→ Dataset rows describing interfaces:
———

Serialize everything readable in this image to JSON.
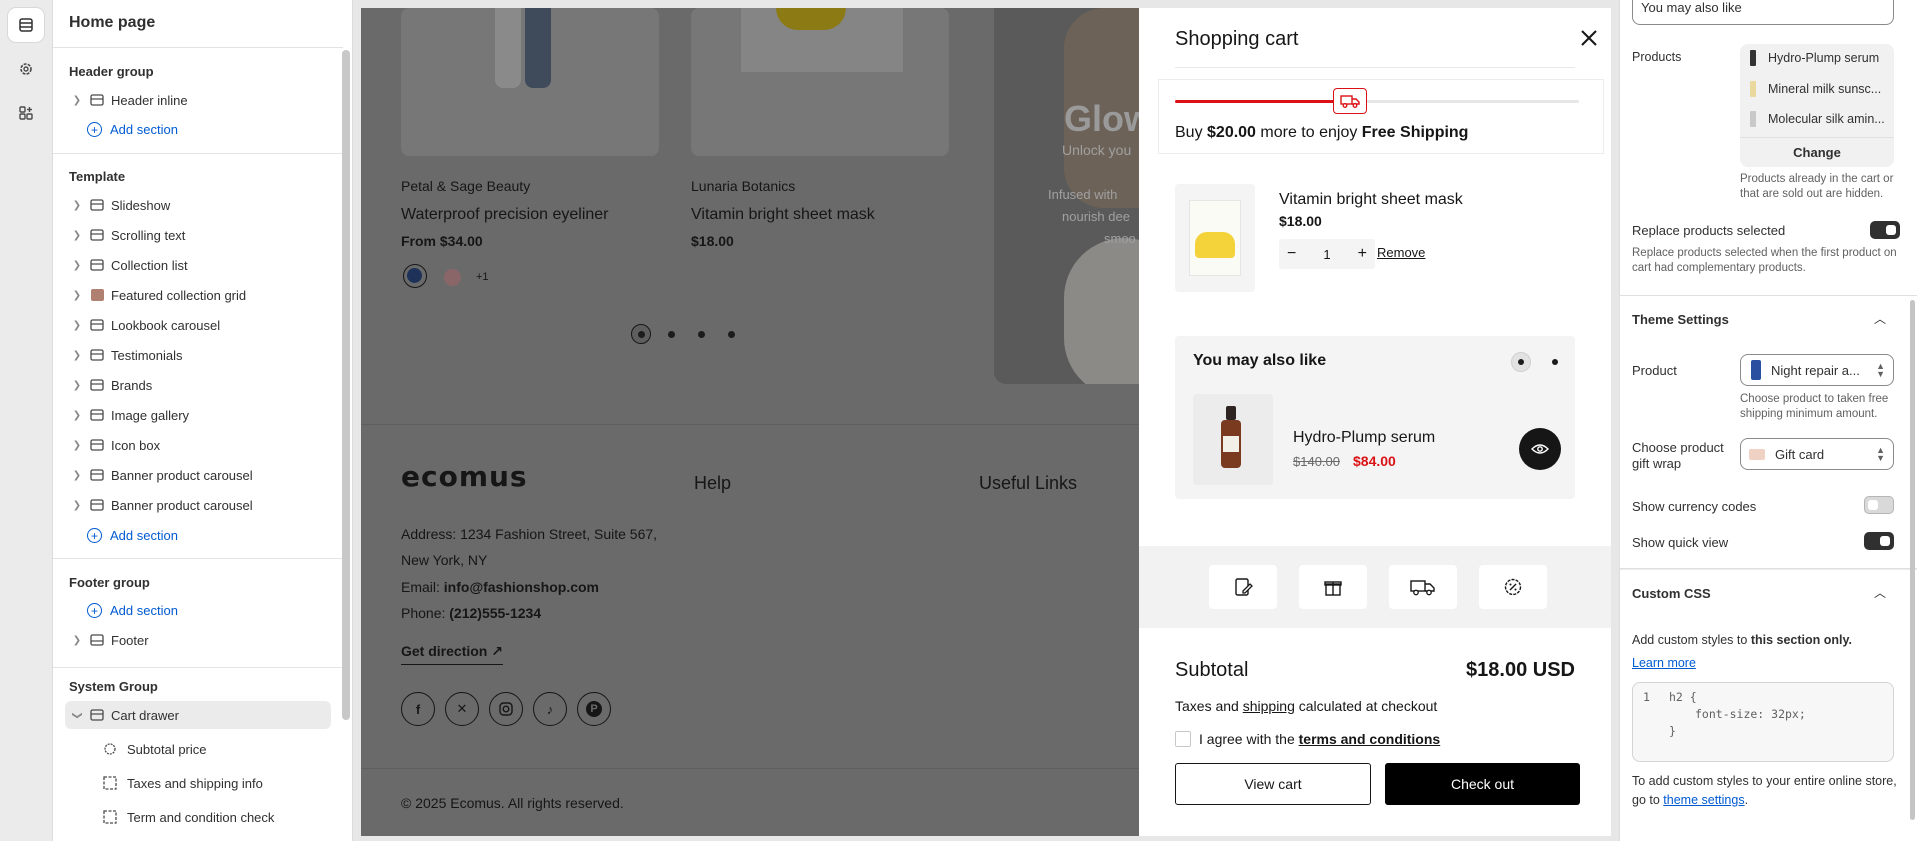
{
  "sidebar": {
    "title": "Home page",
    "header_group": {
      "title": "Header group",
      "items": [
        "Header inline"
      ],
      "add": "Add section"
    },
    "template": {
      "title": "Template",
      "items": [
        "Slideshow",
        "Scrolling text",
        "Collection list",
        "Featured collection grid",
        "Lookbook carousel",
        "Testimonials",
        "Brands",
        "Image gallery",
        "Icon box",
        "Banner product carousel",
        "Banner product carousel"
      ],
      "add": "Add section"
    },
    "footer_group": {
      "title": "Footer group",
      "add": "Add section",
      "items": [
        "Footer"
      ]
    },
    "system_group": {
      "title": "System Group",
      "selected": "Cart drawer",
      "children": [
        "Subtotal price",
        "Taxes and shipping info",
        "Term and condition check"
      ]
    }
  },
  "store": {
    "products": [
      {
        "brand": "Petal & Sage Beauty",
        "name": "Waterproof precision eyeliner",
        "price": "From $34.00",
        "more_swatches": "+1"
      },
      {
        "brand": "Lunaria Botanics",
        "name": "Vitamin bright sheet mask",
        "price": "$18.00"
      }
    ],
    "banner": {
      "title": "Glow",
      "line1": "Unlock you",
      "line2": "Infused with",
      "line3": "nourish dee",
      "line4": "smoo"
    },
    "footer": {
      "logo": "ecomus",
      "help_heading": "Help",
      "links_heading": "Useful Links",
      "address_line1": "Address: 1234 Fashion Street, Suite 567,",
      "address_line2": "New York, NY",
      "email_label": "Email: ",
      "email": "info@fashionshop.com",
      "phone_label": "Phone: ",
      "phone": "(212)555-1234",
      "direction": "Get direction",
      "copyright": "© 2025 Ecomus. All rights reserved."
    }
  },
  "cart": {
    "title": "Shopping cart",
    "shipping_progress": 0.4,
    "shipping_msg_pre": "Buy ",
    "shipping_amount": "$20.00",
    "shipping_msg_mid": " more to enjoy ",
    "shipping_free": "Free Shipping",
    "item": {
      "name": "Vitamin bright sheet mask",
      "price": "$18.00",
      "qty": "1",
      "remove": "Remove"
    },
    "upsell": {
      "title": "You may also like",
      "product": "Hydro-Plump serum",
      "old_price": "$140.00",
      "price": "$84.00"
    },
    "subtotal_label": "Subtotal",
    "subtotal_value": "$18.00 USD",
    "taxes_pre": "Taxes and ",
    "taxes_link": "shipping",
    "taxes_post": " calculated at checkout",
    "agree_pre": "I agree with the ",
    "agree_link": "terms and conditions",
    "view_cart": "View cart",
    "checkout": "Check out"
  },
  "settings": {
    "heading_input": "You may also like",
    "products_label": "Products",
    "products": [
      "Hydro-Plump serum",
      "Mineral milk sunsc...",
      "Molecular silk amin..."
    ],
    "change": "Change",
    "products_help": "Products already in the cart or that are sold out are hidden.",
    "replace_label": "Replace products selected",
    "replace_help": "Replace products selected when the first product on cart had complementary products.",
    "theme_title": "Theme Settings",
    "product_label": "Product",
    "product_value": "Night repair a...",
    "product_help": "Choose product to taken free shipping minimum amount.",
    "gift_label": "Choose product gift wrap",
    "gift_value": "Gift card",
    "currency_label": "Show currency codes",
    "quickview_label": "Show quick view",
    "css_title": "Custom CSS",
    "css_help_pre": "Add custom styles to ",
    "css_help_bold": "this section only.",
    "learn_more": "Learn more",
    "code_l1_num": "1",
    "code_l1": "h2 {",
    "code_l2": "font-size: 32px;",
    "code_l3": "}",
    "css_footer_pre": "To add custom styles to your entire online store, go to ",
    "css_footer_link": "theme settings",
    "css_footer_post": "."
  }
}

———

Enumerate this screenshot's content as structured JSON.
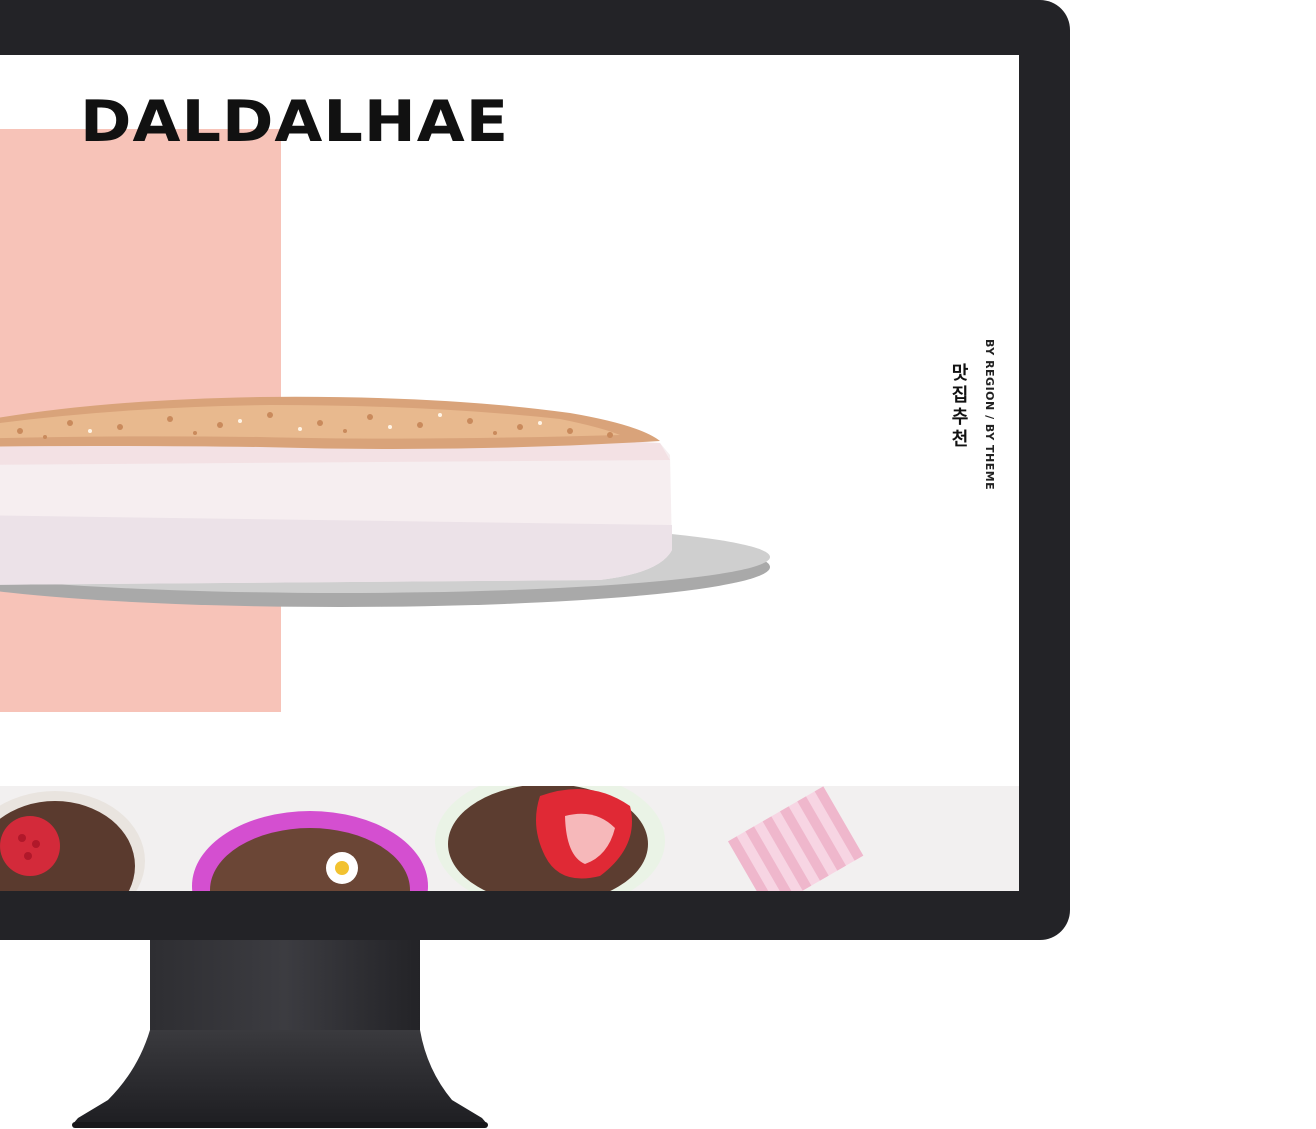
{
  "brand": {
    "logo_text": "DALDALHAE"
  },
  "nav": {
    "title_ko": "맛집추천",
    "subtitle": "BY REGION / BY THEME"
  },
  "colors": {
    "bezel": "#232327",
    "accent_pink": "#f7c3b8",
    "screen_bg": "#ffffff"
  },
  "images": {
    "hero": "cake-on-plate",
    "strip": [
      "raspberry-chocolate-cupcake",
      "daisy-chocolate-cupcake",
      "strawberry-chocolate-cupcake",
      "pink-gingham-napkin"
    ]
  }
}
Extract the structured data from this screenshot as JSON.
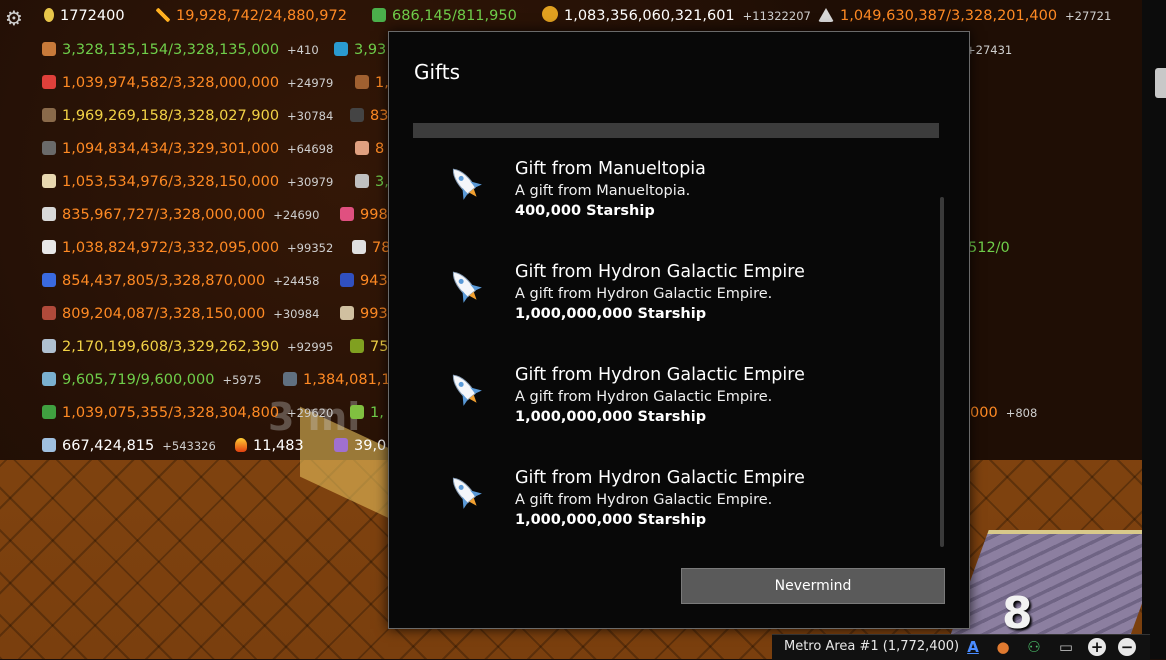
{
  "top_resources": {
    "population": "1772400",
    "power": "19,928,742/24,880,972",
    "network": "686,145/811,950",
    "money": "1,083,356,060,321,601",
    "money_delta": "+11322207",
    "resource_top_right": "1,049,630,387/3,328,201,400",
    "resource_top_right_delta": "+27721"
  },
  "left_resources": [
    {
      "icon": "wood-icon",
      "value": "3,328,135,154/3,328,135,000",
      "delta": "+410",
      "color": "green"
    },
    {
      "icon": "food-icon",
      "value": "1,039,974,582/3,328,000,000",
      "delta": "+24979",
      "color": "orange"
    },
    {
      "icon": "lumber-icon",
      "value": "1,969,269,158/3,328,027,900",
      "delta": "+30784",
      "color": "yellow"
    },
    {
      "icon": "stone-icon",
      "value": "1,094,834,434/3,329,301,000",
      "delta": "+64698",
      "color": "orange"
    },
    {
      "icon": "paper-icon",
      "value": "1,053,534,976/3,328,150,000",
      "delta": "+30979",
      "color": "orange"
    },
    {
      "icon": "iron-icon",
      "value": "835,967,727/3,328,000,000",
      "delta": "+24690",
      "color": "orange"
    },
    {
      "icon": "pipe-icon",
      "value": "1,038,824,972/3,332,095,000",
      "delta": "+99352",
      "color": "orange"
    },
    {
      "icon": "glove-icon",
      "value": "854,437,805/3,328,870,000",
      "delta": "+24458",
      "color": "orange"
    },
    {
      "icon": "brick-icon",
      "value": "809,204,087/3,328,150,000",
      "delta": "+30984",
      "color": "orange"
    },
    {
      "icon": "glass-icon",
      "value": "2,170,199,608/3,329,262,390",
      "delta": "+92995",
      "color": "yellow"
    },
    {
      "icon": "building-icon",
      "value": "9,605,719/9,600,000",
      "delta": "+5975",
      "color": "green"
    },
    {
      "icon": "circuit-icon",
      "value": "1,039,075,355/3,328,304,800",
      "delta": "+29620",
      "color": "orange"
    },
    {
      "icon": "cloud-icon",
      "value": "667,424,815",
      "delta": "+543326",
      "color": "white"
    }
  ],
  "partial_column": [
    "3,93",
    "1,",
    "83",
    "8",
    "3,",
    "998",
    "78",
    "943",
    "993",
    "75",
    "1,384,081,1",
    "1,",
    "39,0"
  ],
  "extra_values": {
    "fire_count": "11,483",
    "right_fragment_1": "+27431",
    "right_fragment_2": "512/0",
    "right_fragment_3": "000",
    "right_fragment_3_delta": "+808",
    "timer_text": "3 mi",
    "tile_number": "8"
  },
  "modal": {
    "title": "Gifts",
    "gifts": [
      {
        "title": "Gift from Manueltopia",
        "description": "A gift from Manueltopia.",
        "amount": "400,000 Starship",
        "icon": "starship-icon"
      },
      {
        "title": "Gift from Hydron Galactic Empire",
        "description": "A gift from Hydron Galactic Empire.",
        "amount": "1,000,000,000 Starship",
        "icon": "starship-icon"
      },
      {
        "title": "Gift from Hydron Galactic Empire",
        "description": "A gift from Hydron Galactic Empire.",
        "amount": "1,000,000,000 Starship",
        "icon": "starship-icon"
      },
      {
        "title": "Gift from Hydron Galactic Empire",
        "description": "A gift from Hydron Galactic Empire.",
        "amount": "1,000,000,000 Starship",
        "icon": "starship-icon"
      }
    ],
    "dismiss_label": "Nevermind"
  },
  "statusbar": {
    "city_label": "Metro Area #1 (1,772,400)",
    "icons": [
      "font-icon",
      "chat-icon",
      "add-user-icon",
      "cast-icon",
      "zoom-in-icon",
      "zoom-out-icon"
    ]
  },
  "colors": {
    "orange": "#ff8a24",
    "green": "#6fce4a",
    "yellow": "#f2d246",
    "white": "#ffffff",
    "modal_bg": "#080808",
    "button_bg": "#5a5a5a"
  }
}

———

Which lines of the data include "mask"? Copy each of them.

        "name": "Vitamin bright sheet mask",
      "name": "Vitamin bright sheet mask",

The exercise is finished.